What is Delegated Legislation?
It is law made by some person or body, other than Parliament but with the authority of Parliament.
Authority is usually laid down in a " Parent Act" of Parliament, also known as the Enabling Act. It creates a framework of the law, and then delegates power to others, to make more detailed laws in that area.
Orders in Council...
Orders in Council, are laws made by the Privy council.
The Privy council= Politicians, Senior Judges, Members of Royal Family.
This type of Delegated legislation, allows government to make laws without! going through Parliament.
Order in Council can be used to:
- Bring an act into force.
- Used to implement emergency legislation.
( Emergency Parent Act 1920) ---> E.g Foot & mouth crisis 2001- Privy council used that EPA to ban movement of live stock.)
- Deal with foreign affairs.
- Deal with national affairs.
Statutory instruments are, rules and regulations made by, Government minister, to do with, their specific area of responsibility.
E.g. Minister for transport, will be able to deal with necessary road traffic regulations.
Road traffic act 1988, enabled Minister for transport, to amend seatbelt laws.
Statutory instruments can be used to:
- Update an act.
- Bring an act/ part of an act into force.
Statutory instruments. > Major method of law making.
> 3000 brought in each year.
1. Can be made by local authorities, to cover matters in their area.
E.g. Many local by-laws will involve traffic control, such as parking restrictions.
2. Can be made by public corporations and certain companies, for matters within their jurisdiction, which involve the public.

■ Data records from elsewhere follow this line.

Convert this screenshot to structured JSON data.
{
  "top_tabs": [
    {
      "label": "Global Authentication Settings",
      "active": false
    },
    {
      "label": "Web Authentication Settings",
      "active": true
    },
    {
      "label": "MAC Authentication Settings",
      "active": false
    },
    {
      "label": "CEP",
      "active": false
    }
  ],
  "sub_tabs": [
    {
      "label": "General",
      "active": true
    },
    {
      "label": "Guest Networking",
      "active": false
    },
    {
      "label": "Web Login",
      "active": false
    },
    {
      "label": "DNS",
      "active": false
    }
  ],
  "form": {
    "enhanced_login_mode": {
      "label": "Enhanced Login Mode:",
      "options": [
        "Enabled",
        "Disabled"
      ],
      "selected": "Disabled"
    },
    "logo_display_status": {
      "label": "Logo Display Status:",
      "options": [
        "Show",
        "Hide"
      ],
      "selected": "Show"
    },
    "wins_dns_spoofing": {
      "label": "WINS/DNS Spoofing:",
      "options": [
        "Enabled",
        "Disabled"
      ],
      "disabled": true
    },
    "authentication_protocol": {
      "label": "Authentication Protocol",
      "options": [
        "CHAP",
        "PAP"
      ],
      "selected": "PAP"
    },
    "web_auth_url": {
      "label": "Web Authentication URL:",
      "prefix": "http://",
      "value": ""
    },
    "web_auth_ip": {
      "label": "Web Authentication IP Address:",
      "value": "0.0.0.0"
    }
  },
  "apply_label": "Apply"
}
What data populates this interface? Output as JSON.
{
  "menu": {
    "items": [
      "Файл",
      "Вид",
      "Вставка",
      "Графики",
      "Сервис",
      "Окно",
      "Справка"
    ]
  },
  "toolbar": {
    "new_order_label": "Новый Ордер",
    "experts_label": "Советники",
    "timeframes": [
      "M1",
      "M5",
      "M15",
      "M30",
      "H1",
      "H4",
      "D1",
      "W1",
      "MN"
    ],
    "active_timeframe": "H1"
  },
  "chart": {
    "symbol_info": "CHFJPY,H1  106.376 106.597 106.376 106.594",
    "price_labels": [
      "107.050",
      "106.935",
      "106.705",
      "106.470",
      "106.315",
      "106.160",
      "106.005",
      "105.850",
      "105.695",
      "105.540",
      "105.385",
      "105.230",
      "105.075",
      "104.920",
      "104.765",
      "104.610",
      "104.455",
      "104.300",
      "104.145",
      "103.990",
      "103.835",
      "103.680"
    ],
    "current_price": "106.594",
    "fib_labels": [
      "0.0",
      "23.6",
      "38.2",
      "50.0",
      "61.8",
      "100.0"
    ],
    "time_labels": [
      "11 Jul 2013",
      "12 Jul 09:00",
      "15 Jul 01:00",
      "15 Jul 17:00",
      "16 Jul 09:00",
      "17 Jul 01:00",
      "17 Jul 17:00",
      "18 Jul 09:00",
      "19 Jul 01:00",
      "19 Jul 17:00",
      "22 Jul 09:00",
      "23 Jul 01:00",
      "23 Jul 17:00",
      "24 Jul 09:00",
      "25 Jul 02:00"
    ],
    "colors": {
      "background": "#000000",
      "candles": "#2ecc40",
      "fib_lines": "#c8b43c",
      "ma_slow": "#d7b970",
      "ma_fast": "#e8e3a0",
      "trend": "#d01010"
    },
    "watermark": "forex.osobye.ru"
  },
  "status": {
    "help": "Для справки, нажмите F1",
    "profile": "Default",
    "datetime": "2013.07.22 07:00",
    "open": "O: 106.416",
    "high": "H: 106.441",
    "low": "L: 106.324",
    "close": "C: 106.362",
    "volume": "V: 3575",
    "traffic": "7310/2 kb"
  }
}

E.g. Bodies such as British railways, can enforce rules about public behaviour, on their premises, such as, drinking.
Controls- Initial Controls
Consultation-> Experts are usually consulted, before Delegated Legislation is passed, therefore, technical details should be okay.
Publication-> All Delegated Legislation is available for public scrutiny.
LIMITATIONS OF INITIAL CONTROLS
- Too much Delegated Legislation, 3000 statutory instruments made alone each year.
- Few people look up and read about Delegated Legislation.
Controls- Parliamentary Controls
- Small number of statutory instruments, will be subject to affirmative resolutions.
- Statutory instrument will not! become law unless, specifically approved by Parliament
- The need for affirmative resolution will be included in the enabling act.
E.g Affirmative resolution is required before new or revised police codes of practice. Under the Police and Criminal evidence act, 1984 can come into force.
- Most other statutory instruments will be subject to Negative Resolutions
- The statute will become law, unless rejected by Parliament, within 40 days.
Scrutiny Committee- Aka- Joint scrutiny committee
- Reviews all statutory instruments.
- Then draws attention, to both houses of Parliament, to points that need further consideration.
- Can only report findings, has no power to alter ANY! statutory instruments.
Controls- Judicial Controls
Judicial controls Aka Court controls
1. Uses ultra-vires: Which are the orders court set, stating that Delegated legislation, goes beyond the powers, set in the enabling act.
2. Procedural ultra-vires: This is when court believes there is a problem, with the way the law was made.
E.g. Aylesbury Mushroom case, where mushroom farmers were not consulted about the new statute.
3. Substantive ultra-vires: This is when an enabling act didn't give powers too pass a specific Delegated legislation.
E.g. NUT case-> Access to higher pay for teachers went beyond powers given under Education act 1996.
- It saves parliamentry time.
- Technical expertise.
- Allows consultation.
- Quick law making.
- Easy to amend.
- It takes law making away from democratic elected house of commons.
- Large volume of Delegated legislation is made, so it is difficult to discuss, what present law is.
- Delegated legislation may be worded obscurly so it is hard to understand.